SCULLY: What are you watching?
MULDER: Something that just came in the mail.
SCULLY: That's not your usual brand of entertainment.
SCULLY: What is it?
MULDER: According to the magazine ad I answered, it's an alien autopsy. Guaranteed authentic.
SCULLY: You spent money for this?
SCULLY: You can't even see what they're operating on!
MULDER: But it, it does look authentic.
MULDER: I mean, the setting and the procedures. I mean, it does look as if an actual autopsy is being performed, doesn't it?
SCULLY: Well, technically, I don't know why they would be wearing gas masks.
MULDER: Well, maybe it's this green substance they seem to be extracting from the subject.
MULDER: Can you identify that?
SCULLY: Olive oil? Snake oil? I suppose you think it's alien blood.
MULDER: It's widely held that aliens don't have blood, Scully.
SCULLY: I guess that begs the question, if this is an alien autopsy...
MULDER: Where's the alien.
MULDER: But what, what's so intriguing to me is the striking lack of detail here.
SCULLY: Well, What do you want for twenty-nine ninety-five?
MULDER: No, that, that autopsy you saw on TV was so fake precisely because it tried to show too much.
SCULLY: And this is real because it doesn't?
SKINNER: Agent Mulder, Scully.
SCULLY: This is a surprise, sir.
MULDER: You don't, uh, speak Japanese by any chance, do you?
SKINNER: Yeah, I'm afraid you're gonna have to release him.
MULDER: What are you talking about?
SKINNER: According to the Japanese Diplomatic Corps, the man you arrested is a high-ranking diplomat.
MULDER: This man, sitting in here?
SKINNER: That's Kazuo Sakurai.
MULDER: Oh, I didn't get his name. I was too busy getting my ass kicked.
SCULLY: I don't know, Mulder, it just doesn't track. What would a Japanese diplomat be doing in that house with a dead man with his head stuffed in a pillowcase?
MULDER: Obviously not strengthening the international relations.
SCULLY: Well, what do you want to do now, drop it?
MULDER: No, I paid my twenty-nine ninety-five, Scully. I think I'm entitled to a few more answers, don't you think?
LOTTIE HOLLOWAY: Do you know about regression hypnosis?
SCULLY: I'm sorry. I don't think I'm ready to discuss this.
DIANE: You're afraid to remember, aren't you?
RICHARD MATHESON: I'm on the intelligence committee. Secrets are the only real currency we deal in.
MULDER: Then you already know what I'm up against.
RICHARD MATHESON: A good chess player knows which pieces to sacrifice... and when.
RICHARD MATHESON: Entangled in this past the point of being about to fully understand or expose it.

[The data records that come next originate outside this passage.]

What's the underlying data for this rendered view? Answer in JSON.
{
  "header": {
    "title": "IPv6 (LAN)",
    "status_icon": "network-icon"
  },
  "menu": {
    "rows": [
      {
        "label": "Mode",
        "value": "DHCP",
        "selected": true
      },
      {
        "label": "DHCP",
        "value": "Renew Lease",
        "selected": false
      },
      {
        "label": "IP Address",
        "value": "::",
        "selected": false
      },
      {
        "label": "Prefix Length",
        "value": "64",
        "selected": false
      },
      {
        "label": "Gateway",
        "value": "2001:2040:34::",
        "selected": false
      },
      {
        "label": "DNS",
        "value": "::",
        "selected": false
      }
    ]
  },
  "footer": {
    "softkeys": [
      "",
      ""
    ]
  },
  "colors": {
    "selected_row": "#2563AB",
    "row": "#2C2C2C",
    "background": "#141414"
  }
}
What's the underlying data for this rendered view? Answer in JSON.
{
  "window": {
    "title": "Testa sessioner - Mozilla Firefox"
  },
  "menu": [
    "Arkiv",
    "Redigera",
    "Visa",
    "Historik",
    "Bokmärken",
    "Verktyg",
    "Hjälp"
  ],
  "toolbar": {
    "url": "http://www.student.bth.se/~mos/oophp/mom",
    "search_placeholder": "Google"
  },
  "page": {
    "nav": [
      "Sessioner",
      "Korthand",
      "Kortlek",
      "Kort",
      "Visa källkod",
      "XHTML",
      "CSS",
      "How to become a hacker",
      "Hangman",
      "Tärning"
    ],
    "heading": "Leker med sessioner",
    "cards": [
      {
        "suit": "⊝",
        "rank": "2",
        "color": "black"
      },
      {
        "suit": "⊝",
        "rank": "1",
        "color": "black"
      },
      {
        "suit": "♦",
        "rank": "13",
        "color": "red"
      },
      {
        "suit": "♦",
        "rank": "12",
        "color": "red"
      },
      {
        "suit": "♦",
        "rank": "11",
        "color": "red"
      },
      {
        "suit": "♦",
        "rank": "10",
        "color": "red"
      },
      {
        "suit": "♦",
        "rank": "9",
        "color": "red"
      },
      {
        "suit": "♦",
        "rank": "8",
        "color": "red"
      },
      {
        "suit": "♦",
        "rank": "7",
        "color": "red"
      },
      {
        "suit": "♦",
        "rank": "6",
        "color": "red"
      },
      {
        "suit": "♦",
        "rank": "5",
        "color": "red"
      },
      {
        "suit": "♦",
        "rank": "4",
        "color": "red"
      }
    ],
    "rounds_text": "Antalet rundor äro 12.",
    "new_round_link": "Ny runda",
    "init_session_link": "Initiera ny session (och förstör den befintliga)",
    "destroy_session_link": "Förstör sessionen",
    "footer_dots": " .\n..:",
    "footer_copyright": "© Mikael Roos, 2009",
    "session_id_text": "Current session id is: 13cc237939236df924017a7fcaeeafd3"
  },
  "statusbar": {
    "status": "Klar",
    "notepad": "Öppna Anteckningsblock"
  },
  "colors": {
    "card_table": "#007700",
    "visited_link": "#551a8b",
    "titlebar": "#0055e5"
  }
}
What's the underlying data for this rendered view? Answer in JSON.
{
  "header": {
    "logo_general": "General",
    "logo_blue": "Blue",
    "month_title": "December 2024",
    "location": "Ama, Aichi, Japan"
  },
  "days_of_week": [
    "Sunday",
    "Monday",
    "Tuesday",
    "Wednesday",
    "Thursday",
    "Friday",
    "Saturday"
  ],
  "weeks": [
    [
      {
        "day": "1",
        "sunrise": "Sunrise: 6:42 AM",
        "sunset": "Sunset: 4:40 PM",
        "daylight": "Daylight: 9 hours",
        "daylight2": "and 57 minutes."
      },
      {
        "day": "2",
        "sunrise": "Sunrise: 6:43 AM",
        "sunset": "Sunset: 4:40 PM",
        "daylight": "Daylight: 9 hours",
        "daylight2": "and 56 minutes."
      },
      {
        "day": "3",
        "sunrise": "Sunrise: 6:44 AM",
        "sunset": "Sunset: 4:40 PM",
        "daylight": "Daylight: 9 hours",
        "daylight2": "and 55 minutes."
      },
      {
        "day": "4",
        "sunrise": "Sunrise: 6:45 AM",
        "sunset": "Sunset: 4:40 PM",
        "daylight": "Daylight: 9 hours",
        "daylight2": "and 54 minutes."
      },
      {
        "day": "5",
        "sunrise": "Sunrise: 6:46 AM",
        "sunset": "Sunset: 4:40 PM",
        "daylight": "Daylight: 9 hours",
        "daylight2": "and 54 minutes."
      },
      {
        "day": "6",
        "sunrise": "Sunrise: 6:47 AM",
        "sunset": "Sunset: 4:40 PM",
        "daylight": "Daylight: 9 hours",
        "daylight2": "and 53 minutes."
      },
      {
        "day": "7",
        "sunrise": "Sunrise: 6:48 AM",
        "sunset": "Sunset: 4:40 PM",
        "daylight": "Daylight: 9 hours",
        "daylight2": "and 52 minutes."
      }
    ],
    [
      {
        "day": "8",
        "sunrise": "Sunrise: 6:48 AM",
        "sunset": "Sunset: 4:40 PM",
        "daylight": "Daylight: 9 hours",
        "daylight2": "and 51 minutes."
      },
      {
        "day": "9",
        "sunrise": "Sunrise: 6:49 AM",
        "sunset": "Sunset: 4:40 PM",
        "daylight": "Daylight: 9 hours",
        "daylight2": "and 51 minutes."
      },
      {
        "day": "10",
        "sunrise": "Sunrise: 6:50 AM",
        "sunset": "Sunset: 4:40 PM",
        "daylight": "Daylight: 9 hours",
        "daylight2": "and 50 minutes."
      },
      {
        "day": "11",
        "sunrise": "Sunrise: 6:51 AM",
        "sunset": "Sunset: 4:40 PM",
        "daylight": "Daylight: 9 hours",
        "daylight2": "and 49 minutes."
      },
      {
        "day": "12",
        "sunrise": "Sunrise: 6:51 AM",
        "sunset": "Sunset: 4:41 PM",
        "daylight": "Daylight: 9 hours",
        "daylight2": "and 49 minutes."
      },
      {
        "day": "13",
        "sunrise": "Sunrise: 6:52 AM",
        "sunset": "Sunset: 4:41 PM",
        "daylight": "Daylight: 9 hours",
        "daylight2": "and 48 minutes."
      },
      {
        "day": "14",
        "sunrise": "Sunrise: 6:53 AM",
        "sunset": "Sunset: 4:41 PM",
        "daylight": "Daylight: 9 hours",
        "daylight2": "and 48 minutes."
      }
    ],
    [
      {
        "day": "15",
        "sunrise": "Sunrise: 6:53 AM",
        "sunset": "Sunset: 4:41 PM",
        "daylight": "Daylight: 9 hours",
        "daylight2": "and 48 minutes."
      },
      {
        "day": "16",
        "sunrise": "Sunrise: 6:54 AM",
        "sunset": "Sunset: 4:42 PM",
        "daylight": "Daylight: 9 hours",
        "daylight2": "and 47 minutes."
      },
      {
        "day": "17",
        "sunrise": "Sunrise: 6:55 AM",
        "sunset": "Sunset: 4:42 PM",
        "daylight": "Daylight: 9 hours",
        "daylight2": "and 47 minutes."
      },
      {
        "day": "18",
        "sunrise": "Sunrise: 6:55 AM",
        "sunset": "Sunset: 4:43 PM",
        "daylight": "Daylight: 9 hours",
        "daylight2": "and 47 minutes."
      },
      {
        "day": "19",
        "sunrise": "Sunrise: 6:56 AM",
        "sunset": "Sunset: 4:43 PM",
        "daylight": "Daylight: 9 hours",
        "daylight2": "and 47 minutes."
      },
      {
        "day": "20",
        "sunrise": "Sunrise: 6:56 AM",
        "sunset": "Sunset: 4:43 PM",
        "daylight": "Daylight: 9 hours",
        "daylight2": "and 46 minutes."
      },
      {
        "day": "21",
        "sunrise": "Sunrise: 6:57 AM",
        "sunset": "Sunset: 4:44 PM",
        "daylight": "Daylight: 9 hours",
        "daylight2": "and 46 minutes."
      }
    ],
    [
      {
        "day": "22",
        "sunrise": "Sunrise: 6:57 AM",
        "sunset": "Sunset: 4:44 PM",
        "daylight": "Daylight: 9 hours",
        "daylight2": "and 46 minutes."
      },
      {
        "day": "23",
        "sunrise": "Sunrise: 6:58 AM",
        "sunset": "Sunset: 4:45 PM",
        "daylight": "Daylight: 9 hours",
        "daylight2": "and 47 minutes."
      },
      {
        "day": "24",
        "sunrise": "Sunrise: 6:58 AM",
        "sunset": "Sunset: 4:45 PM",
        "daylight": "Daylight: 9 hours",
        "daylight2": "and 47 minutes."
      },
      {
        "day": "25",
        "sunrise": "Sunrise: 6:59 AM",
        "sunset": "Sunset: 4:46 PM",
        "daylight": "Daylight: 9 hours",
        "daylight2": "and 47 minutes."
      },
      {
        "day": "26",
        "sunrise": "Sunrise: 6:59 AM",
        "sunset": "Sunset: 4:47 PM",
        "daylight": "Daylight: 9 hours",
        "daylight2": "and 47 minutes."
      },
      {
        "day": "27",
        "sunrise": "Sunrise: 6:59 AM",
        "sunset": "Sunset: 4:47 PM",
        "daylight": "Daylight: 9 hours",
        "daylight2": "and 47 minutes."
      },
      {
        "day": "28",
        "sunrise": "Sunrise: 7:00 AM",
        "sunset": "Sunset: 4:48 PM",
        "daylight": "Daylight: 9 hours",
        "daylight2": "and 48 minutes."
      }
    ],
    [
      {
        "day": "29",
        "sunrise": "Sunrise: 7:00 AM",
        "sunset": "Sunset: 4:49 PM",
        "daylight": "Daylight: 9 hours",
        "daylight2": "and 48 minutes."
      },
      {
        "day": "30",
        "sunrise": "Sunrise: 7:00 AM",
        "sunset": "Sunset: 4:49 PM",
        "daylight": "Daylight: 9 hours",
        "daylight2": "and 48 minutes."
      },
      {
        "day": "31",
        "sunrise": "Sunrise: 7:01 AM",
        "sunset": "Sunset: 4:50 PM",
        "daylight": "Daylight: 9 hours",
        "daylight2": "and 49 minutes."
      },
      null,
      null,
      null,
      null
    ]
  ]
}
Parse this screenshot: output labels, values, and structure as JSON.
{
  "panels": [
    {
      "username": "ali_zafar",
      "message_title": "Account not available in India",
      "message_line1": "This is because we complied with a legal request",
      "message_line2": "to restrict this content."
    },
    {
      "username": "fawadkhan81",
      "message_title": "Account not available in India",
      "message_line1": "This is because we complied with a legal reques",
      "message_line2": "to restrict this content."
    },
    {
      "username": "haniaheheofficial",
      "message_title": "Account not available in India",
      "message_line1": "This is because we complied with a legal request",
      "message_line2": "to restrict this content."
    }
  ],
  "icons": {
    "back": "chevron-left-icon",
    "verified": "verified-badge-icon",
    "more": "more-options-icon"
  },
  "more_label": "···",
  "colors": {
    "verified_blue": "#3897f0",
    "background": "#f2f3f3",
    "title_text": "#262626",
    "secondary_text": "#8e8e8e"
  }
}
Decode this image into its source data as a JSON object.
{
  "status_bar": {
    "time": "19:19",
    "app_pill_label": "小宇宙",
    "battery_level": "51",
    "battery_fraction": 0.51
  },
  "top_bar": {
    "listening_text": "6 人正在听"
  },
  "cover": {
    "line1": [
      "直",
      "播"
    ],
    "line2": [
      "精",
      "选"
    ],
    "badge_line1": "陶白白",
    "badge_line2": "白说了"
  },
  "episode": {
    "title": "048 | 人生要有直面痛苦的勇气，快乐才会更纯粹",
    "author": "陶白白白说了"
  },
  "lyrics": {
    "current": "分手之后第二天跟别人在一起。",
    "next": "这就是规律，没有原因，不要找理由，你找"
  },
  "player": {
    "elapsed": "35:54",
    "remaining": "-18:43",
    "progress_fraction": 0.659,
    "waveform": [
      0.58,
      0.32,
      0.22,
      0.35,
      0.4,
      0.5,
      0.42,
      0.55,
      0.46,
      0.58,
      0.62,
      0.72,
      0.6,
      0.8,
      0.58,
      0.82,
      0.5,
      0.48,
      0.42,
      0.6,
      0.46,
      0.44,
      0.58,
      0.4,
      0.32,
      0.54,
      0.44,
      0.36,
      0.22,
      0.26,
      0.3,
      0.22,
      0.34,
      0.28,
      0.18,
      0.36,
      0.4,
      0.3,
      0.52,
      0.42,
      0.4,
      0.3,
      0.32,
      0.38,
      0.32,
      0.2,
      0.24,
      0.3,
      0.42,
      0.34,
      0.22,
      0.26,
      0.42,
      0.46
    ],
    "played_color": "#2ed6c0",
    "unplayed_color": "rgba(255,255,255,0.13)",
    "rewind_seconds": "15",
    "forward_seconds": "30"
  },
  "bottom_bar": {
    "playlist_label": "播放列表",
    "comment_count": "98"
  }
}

MULDER: What am I onto here?
RICHARD MATHESON: Monsters begetting monsters.
MULDER: His name is Doctor Takeo Ishimaru, he's been dead since 1965. He was the commander of an elite section of the Japanese medical corps known as "seven thirty-one," a unit now known to have experimented on human subjects. They performed vivisections without anesthesia... Tested frostbite tolerance levels on infants... Exposed innocent prisoners of war to diseases, the plague. Like their Nazi counterparts, they were never brought to justice.
MULDER: The work the Nazis were doing, trying to create an alien-human hybrid.
SCULLY: Mulder, that is still a fantasy.
MULDER: Scully, after all you've seen... after all you've told me you've seen. The tunnel with medical files, the, the beings moving past you, the... the implant in your neck, why do you refuse to believe?
SCULLY: Believing's the easy part, Mulder. I just need more than you, I need proof.
MULDER: You think that believing is easy?